**Provided entries**
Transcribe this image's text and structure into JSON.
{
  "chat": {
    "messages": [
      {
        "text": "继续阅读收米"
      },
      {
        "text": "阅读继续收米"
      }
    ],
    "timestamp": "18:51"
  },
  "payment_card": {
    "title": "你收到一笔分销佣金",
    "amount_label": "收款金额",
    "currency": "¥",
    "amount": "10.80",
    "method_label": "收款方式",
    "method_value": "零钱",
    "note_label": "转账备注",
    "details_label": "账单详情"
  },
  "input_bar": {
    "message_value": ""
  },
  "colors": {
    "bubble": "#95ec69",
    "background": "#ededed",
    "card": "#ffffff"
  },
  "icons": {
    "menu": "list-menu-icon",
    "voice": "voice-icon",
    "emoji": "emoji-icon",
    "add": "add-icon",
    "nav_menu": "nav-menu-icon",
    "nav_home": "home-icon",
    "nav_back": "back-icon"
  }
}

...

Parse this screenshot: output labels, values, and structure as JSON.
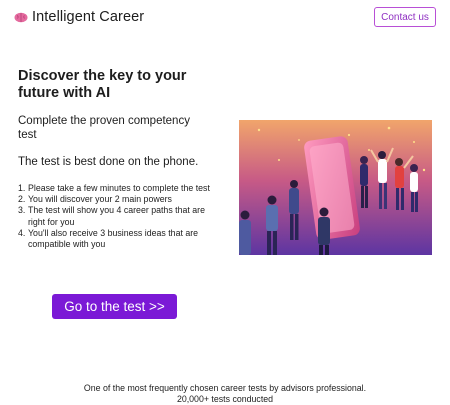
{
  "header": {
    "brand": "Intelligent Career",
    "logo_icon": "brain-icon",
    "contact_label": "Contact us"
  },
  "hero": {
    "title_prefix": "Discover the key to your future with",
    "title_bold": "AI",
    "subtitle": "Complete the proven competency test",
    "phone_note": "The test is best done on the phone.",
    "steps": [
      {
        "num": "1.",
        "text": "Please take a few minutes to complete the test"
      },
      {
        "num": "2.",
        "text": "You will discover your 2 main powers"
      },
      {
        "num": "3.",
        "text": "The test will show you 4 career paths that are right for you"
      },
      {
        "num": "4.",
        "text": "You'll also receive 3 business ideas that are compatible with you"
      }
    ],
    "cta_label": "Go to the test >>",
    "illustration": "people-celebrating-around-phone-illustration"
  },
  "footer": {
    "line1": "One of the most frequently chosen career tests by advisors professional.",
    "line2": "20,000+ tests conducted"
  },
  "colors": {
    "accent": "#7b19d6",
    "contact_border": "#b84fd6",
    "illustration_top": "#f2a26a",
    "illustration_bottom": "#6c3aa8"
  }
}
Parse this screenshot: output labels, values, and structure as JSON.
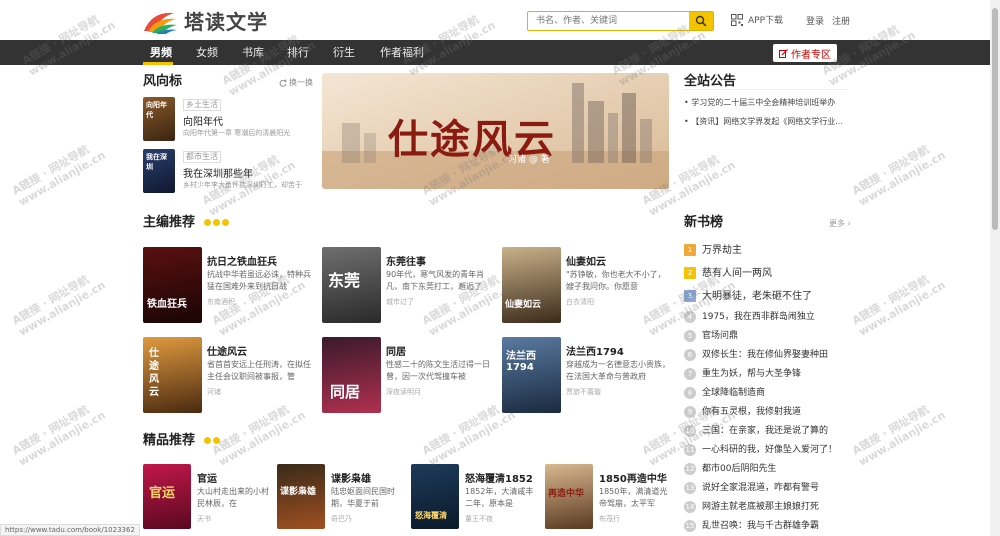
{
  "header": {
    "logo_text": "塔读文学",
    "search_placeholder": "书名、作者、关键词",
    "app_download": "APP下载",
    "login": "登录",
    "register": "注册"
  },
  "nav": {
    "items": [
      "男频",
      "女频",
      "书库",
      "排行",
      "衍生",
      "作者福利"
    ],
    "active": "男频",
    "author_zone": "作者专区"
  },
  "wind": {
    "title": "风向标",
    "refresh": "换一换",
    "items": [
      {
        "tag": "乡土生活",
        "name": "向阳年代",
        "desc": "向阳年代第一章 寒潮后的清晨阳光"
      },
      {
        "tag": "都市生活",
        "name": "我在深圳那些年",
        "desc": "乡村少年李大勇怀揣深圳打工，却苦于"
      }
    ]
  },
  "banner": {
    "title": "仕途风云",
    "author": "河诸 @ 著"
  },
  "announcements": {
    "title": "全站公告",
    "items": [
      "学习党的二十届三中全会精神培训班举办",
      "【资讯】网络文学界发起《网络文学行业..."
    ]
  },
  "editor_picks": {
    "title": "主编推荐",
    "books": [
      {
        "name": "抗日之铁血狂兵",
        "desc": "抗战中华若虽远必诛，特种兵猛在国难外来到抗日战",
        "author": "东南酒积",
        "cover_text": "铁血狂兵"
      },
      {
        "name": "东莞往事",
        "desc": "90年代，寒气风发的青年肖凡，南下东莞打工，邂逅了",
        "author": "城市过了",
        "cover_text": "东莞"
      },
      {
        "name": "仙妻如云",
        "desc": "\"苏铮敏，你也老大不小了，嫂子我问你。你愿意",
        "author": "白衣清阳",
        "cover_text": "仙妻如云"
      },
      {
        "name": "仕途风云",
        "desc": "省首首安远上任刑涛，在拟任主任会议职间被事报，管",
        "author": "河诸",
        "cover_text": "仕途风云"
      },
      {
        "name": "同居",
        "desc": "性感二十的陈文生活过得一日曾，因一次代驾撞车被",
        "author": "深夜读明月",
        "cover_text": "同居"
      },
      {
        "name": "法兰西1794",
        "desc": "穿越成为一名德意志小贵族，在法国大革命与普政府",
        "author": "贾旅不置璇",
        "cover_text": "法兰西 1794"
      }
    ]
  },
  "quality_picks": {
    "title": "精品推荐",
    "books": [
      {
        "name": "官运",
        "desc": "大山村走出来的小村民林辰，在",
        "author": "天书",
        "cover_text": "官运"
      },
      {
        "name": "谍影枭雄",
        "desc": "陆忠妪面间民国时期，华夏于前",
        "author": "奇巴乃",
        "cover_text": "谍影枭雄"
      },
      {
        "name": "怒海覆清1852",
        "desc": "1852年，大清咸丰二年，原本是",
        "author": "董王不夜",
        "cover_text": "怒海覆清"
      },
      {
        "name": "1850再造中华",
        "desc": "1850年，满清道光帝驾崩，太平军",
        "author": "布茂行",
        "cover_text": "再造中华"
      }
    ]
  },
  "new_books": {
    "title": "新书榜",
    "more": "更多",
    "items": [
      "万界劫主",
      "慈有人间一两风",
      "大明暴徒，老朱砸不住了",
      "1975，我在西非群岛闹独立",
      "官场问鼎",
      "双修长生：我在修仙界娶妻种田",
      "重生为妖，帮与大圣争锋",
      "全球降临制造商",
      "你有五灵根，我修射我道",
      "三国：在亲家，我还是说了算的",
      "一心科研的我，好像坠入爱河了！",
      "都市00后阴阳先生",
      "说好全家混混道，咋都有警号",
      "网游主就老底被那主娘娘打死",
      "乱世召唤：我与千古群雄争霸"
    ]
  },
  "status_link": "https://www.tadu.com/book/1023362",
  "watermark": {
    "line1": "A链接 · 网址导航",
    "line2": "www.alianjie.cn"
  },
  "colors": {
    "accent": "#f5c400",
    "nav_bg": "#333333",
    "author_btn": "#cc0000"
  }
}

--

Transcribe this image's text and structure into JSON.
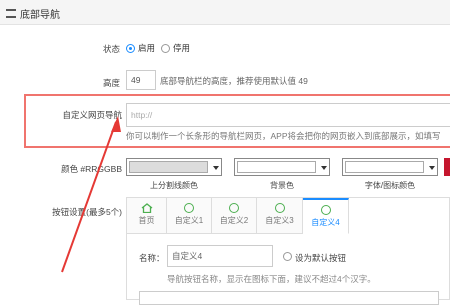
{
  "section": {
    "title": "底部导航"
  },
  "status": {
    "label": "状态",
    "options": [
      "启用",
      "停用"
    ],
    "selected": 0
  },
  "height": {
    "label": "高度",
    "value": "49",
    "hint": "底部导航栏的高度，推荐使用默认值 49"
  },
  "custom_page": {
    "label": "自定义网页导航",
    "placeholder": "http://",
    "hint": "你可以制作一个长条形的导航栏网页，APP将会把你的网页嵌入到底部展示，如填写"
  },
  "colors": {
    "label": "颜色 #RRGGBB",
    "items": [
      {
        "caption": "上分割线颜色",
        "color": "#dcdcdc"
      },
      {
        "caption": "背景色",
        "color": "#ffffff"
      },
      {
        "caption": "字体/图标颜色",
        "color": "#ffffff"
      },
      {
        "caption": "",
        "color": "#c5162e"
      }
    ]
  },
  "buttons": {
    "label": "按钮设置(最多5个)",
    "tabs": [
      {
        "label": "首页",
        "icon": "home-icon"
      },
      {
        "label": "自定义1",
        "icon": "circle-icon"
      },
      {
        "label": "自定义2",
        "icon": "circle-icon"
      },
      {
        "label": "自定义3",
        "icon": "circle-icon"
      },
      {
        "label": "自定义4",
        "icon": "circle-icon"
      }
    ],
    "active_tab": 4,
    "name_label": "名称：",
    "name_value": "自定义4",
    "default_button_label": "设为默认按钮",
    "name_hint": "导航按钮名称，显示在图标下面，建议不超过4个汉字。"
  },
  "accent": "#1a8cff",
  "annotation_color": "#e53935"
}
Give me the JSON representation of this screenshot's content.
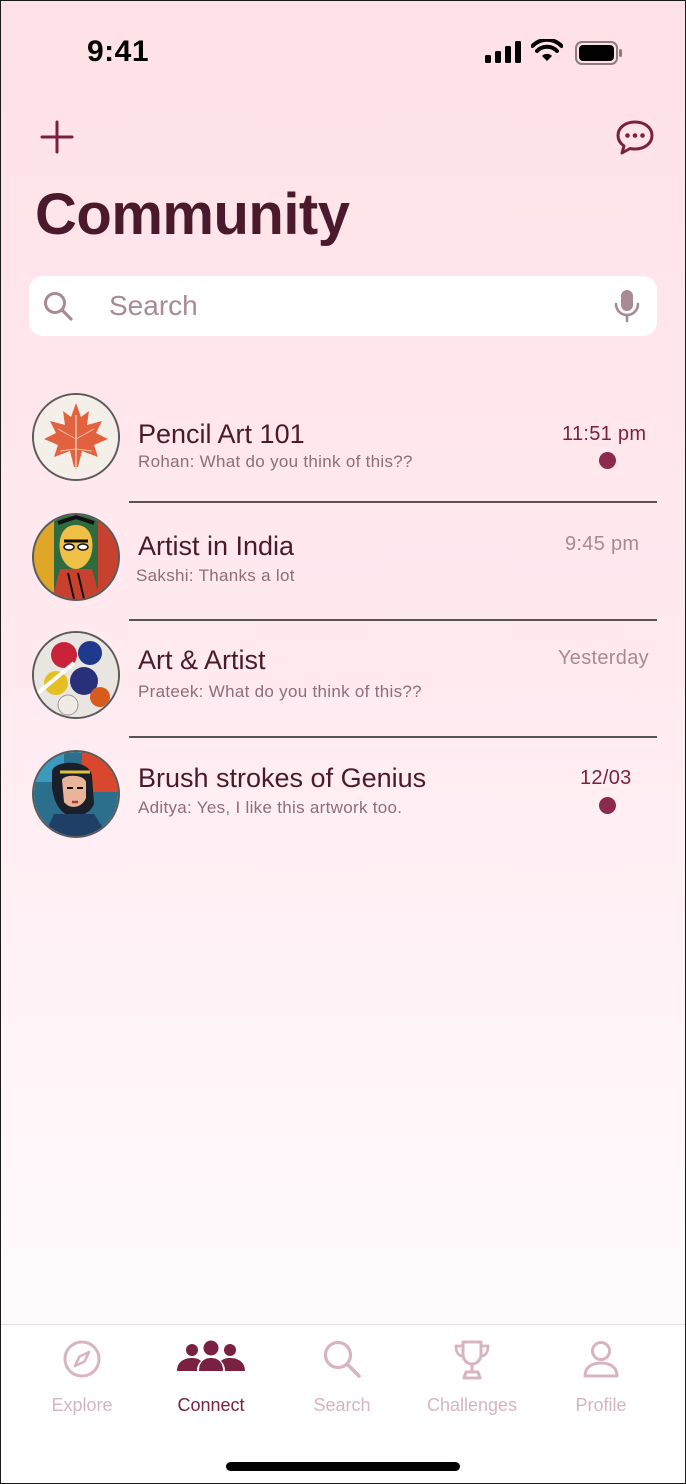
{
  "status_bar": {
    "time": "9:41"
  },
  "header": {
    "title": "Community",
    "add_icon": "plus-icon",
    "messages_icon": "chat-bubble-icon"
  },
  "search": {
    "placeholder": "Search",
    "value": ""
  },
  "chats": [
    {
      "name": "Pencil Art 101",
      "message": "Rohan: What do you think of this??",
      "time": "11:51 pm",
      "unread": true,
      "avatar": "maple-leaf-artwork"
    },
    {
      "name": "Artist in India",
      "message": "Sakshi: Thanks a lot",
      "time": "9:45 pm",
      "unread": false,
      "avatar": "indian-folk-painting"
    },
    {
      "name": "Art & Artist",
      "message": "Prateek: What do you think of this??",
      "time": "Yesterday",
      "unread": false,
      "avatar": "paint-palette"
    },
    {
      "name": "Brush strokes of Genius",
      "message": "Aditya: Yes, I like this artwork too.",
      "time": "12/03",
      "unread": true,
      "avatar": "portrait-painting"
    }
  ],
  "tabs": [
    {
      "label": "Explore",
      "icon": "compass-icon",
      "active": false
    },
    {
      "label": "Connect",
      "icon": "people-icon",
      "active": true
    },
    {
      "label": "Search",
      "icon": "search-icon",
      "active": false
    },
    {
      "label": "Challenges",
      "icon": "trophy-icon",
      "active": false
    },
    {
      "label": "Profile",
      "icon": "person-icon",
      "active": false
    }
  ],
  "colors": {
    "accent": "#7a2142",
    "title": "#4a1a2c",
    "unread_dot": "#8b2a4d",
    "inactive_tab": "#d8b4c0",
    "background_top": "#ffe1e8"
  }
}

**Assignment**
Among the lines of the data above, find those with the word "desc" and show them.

**Result of this task**
        "desc": "向阳年代第一章 寒潮后的清晨阳光"
        "desc": "乡村少年李大勇怀揣深圳打工，却苦于"
        "desc": "抗战中华若虽远必诛，特种兵猛在国难外来到抗日战",
        "desc": "90年代，寒气风发的青年肖凡，南下东莞打工，邂逅了",
        "desc": "\"苏铮敏，你也老大不小了，嫂子我问你。你愿意",
        "desc": "省首首安远上任刑涛，在拟任主任会议职间被事报，管",
        "desc": "性感二十的陈文生活过得一日曾，因一次代驾撞车被",
        "desc": "穿越成为一名德意志小贵族，在法国大革命与普政府",
        "desc": "大山村走出来的小村民林辰，在",
        "desc": "陆忠妪面间民国时期，华夏于前",
        "desc": "1852年，大清咸丰二年，原本是",
        "desc": "1850年，满清道光帝驾崩，太平军",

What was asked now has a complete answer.